Every line below containing the word "active" should be found and copied.

[Data about app and page elements]
----------------------------------------

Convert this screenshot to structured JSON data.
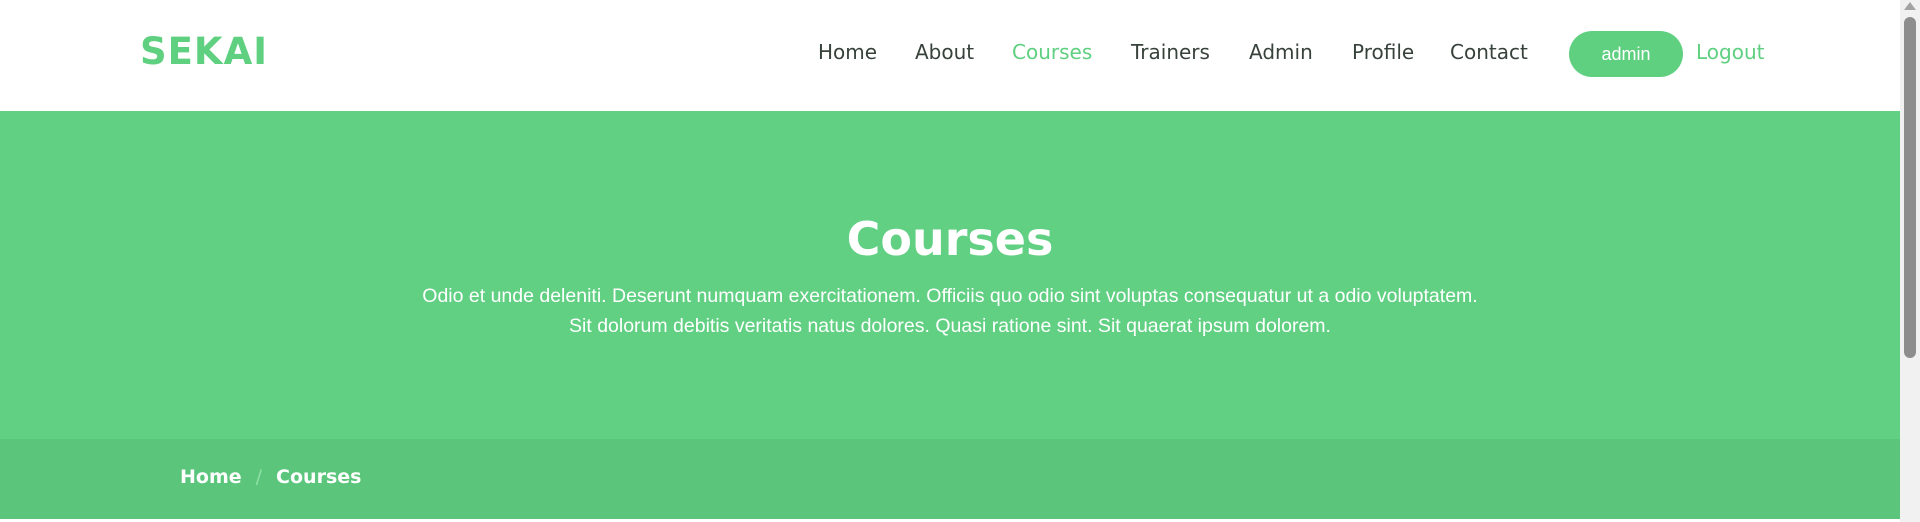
{
  "brand": {
    "logo": "SEKAI",
    "accent": "#5fcf80"
  },
  "nav": {
    "items": [
      {
        "label": "Home"
      },
      {
        "label": "About"
      },
      {
        "label": "Courses",
        "active": true
      },
      {
        "label": "Trainers"
      },
      {
        "label": "Admin"
      },
      {
        "label": "Profile"
      },
      {
        "label": "Contact"
      }
    ],
    "user_button": "admin",
    "logout": "Logout"
  },
  "hero": {
    "title": "Courses",
    "text": "Odio et unde deleniti. Deserunt numquam exercitationem. Officiis quo odio sint voluptas consequatur ut a odio voluptatem. Sit dolorum debitis veritatis natus dolores. Quasi ratione sint. Sit quaerat ipsum dolorem.",
    "background": "#61d083"
  },
  "breadcrumb": {
    "items": [
      "Home",
      "Courses"
    ],
    "separator": "/"
  }
}
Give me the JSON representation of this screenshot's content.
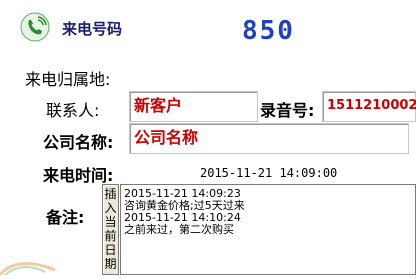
{
  "header": {
    "caller_label": "来电号码",
    "caller_number": "850"
  },
  "form": {
    "region_label": "来电归属地:",
    "contact_label": "联系人:",
    "contact_value": "新客户",
    "recording_label": "录音号:",
    "recording_value": "1511210002",
    "company_label": "公司名称:",
    "company_value": "公司名称",
    "time_label": "来电时间:",
    "time_value": "2015-11-21 14:09:00",
    "notes_label": "备注:",
    "insert_button": "插入当前日期"
  },
  "notes": [
    "2015-11-21 14:09:23",
    "咨询黄金价格;过5天过来",
    "2015-11-21 14:10:24",
    "之前来过，第二次购买"
  ],
  "colors": {
    "number": "#1f3fc4",
    "field_text": "#cc0000",
    "icon": "#2e8b2e"
  },
  "icons": {
    "phone": "phone-icon"
  }
}
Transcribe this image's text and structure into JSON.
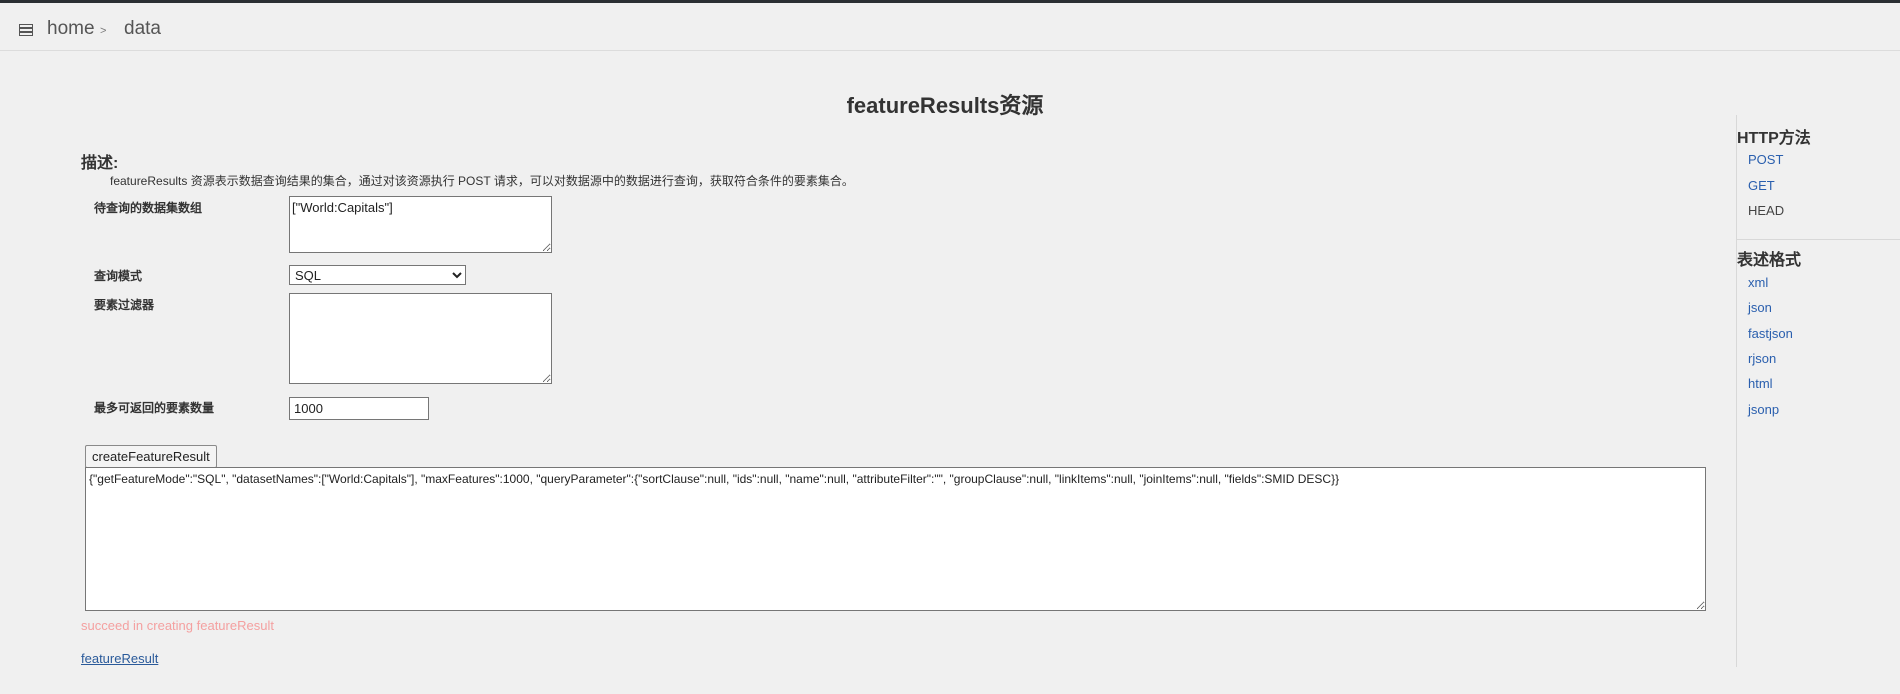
{
  "navbar": {
    "menu_icon": "list-icon",
    "breadcrumb": {
      "home": "home",
      "separator": ">",
      "current": "data"
    }
  },
  "page": {
    "title": "featureResults资源",
    "description_heading": "描述:",
    "description": "featureResults 资源表示数据查询结果的集合，通过对该资源执行 POST 请求，可以对数据源中的数据进行查询，获取符合条件的要素集合。"
  },
  "form": {
    "datasets_label": "待查询的数据集数组",
    "datasets_value": "[\"World:Capitals\"]",
    "mode_label": "查询模式",
    "mode_selected": "SQL",
    "filter_label": "要素过滤器",
    "filter_value": "",
    "max_label": "最多可返回的要素数量",
    "max_value": "1000",
    "create_button": "createFeatureResult",
    "result_json": "{\"getFeatureMode\":\"SQL\", \"datasetNames\":[\"World:Capitals\"], \"maxFeatures\":1000, \"queryParameter\":{\"sortClause\":null, \"ids\":null, \"name\":null, \"attributeFilter\":\"\", \"groupClause\":null, \"linkItems\":null, \"joinItems\":null, \"fields\":SMID DESC}}",
    "status_message": "succeed in creating featureResult",
    "result_link": "featureResult"
  },
  "sidebar": {
    "http_heading": "HTTP方法",
    "methods": [
      "POST",
      "GET",
      "HEAD"
    ],
    "format_heading": "表述格式",
    "formats": [
      "xml",
      "json",
      "fastjson",
      "rjson",
      "html",
      "jsonp"
    ]
  },
  "colors": {
    "link": "#2a5fae",
    "status_text": "#f4a0a0",
    "top_border": "#2b2f33"
  }
}
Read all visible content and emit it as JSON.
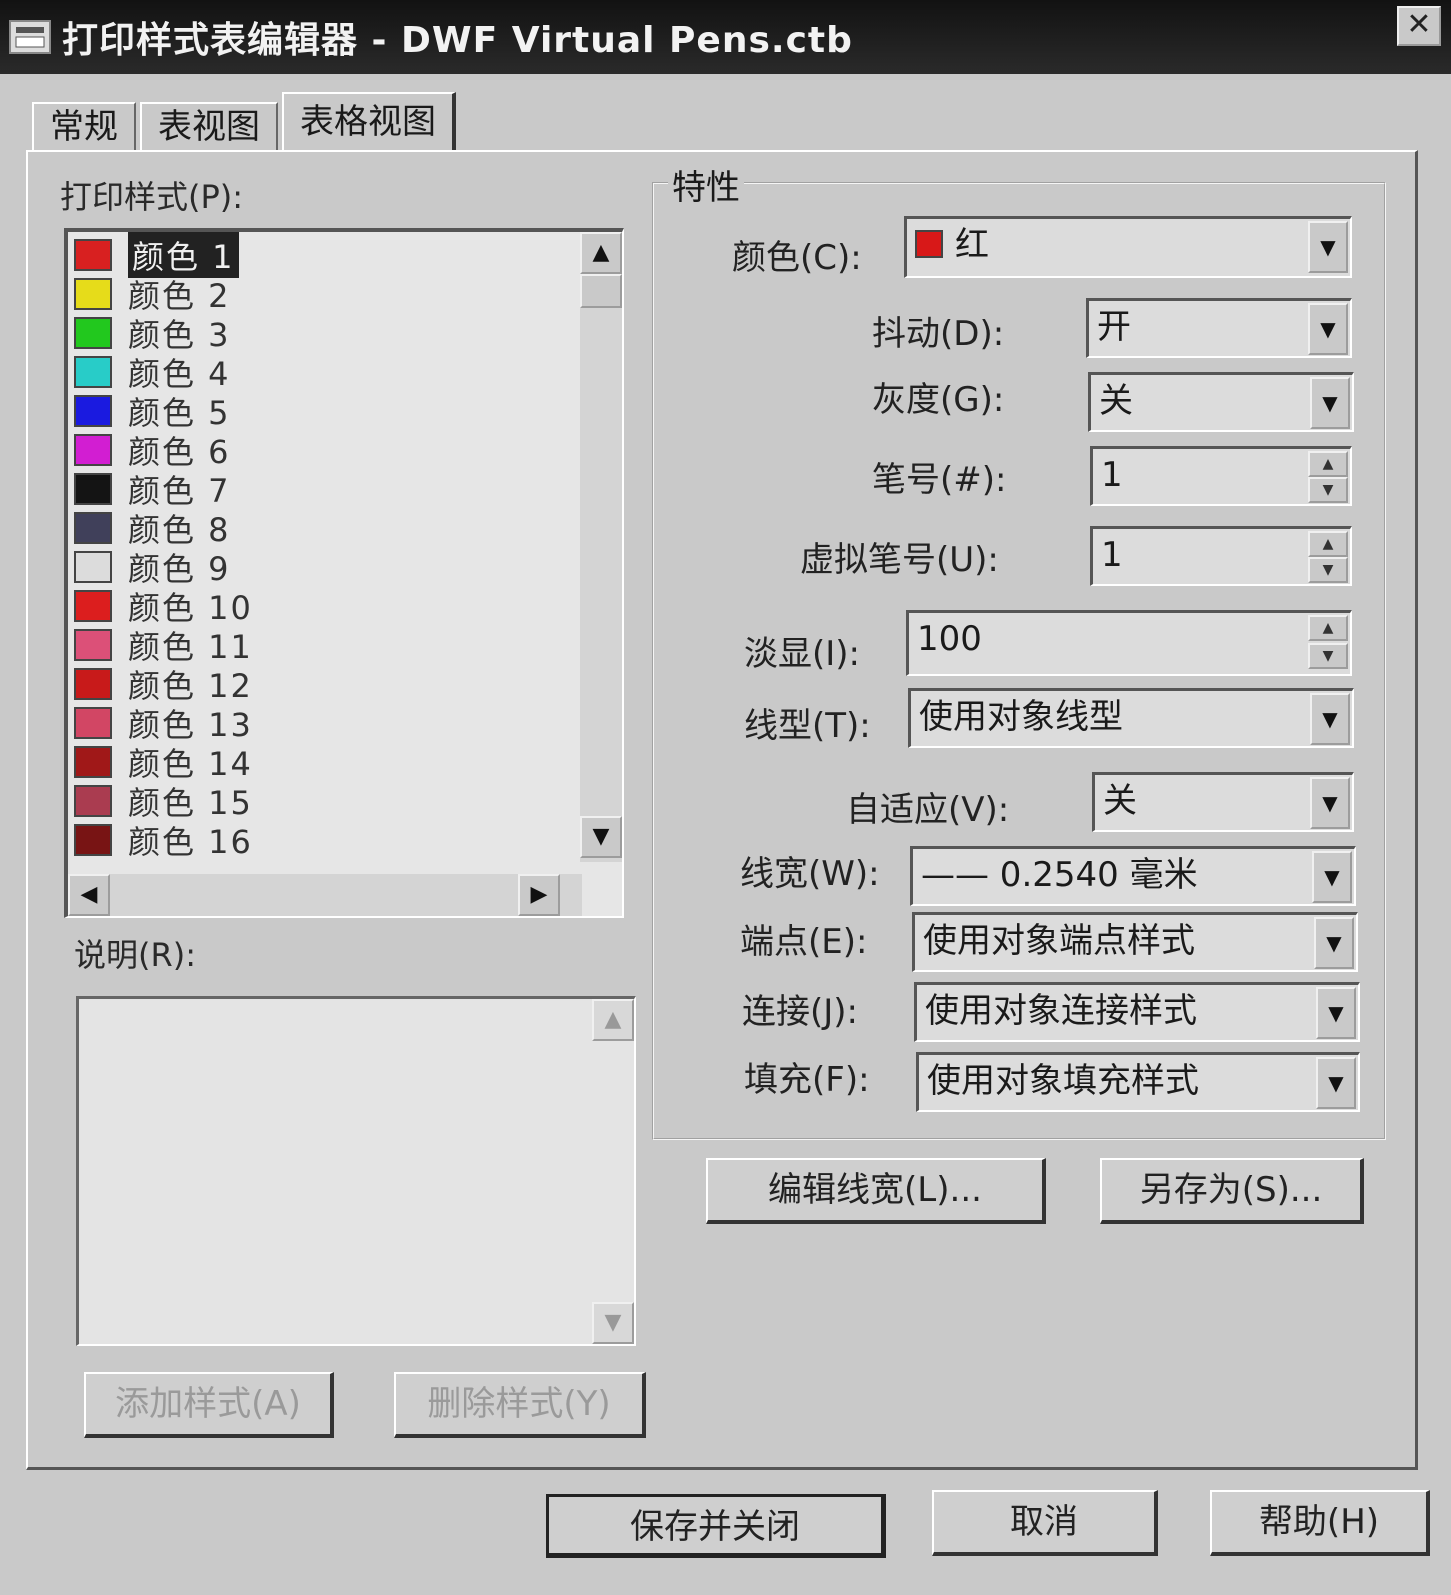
{
  "window": {
    "title": "打印样式表编辑器 - DWF Virtual Pens.ctb",
    "close_label": "✕"
  },
  "tabs": [
    {
      "label": "常规",
      "active": false
    },
    {
      "label": "表视图",
      "active": false
    },
    {
      "label": "表格视图",
      "active": true
    }
  ],
  "styles_panel": {
    "label": "打印样式(P):",
    "items": [
      {
        "name": "颜色 1",
        "color": "#d82020",
        "selected": true
      },
      {
        "name": "颜色 2",
        "color": "#e6dc1a"
      },
      {
        "name": "颜色 3",
        "color": "#22c81e"
      },
      {
        "name": "颜色 4",
        "color": "#28ccc8"
      },
      {
        "name": "颜色 5",
        "color": "#1a1ae0"
      },
      {
        "name": "颜色 6",
        "color": "#d21ed2"
      },
      {
        "name": "颜色 7",
        "color": "#141414"
      },
      {
        "name": "颜色 8",
        "color": "#40405a"
      },
      {
        "name": "颜色 9",
        "color": "#dcdcdc"
      },
      {
        "name": "颜色 10",
        "color": "#dc1e1e"
      },
      {
        "name": "颜色 11",
        "color": "#dc5078"
      },
      {
        "name": "颜色 12",
        "color": "#c81a1a"
      },
      {
        "name": "颜色 13",
        "color": "#d24664"
      },
      {
        "name": "颜色 14",
        "color": "#a01818"
      },
      {
        "name": "颜色 15",
        "color": "#aa3c50"
      },
      {
        "name": "颜色 16",
        "color": "#781414"
      }
    ],
    "description_label": "说明(R):",
    "add_button": "添加样式(A)",
    "delete_button": "删除样式(Y)"
  },
  "properties": {
    "group_title": "特性",
    "color": {
      "label": "颜色(C):",
      "value": "红",
      "chip_color": "#d81818"
    },
    "dither": {
      "label": "抖动(D):",
      "value": "开"
    },
    "grayscale": {
      "label": "灰度(G):",
      "value": "关"
    },
    "pen_number": {
      "label": "笔号(#):",
      "value": "1"
    },
    "virtual_pen": {
      "label": "虚拟笔号(U):",
      "value": "1"
    },
    "screening": {
      "label": "淡显(I):",
      "value": "100"
    },
    "linetype": {
      "label": "线型(T):",
      "value": "使用对象线型"
    },
    "adaptive": {
      "label": "自适应(V):",
      "value": "关"
    },
    "lineweight": {
      "label": "线宽(W):",
      "value": "—— 0.2540 毫米"
    },
    "line_end": {
      "label": "端点(E):",
      "value": "使用对象端点样式"
    },
    "line_join": {
      "label": "连接(J):",
      "value": "使用对象连接样式"
    },
    "fill": {
      "label": "填充(F):",
      "value": "使用对象填充样式"
    },
    "edit_lineweights_button": "编辑线宽(L)...",
    "save_as_button": "另存为(S)..."
  },
  "footer": {
    "save_close": "保存并关闭",
    "cancel": "取消",
    "help": "帮助(H)"
  }
}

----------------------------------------

● RESULT BELOW:
        "active": true
      "active": false
      "active": false
      "active": true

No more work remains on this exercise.